EXERCISE REQUIREMENTS
Return the listing below exactly, with the pictures dropped.

ENTRIES SUPPLIED

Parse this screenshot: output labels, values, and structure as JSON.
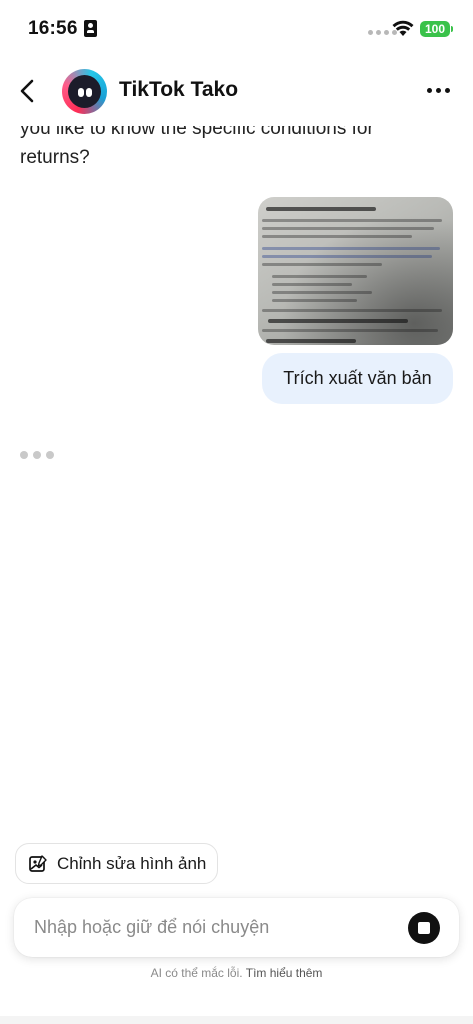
{
  "status_bar": {
    "time": "16:56",
    "battery": "100",
    "battery_color": "#3ac24a"
  },
  "header": {
    "title": "TikTok Tako",
    "back_icon": "chevron-left-icon",
    "more_icon": "ellipsis-icon"
  },
  "messages": {
    "bot_text": "you like to know the specific conditions for returns?",
    "user_image_icon": "photo-of-document",
    "user_text": "Trích xuất văn bản",
    "user_bubble_color": "#e8f1fd"
  },
  "bottom": {
    "edit_chip_label": "Chỉnh sửa hình ảnh",
    "input_placeholder": "Nhập hoặc giữ để nói chuyện",
    "disclaimer_text": "AI có thể mắc lỗi.",
    "learn_more": "Tìm hiểu thêm"
  }
}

SOLUTION TO THE PROBLEM
Parse this screenshot: output labels, values, and structure as JSON.
{
  "status_bar": {
    "time": "16:56",
    "battery": "100",
    "battery_color": "#3ac24a"
  },
  "header": {
    "title": "TikTok Tako",
    "back_icon": "chevron-left-icon",
    "more_icon": "ellipsis-icon"
  },
  "messages": {
    "bot_text": "you like to know the specific conditions for returns?",
    "user_image_icon": "photo-of-document",
    "user_text": "Trích xuất văn bản",
    "user_bubble_color": "#e8f1fd"
  },
  "bottom": {
    "edit_chip_label": "Chỉnh sửa hình ảnh",
    "input_placeholder": "Nhập hoặc giữ để nói chuyện",
    "disclaimer_text": "AI có thể mắc lỗi.",
    "learn_more": "Tìm hiểu thêm"
  }
}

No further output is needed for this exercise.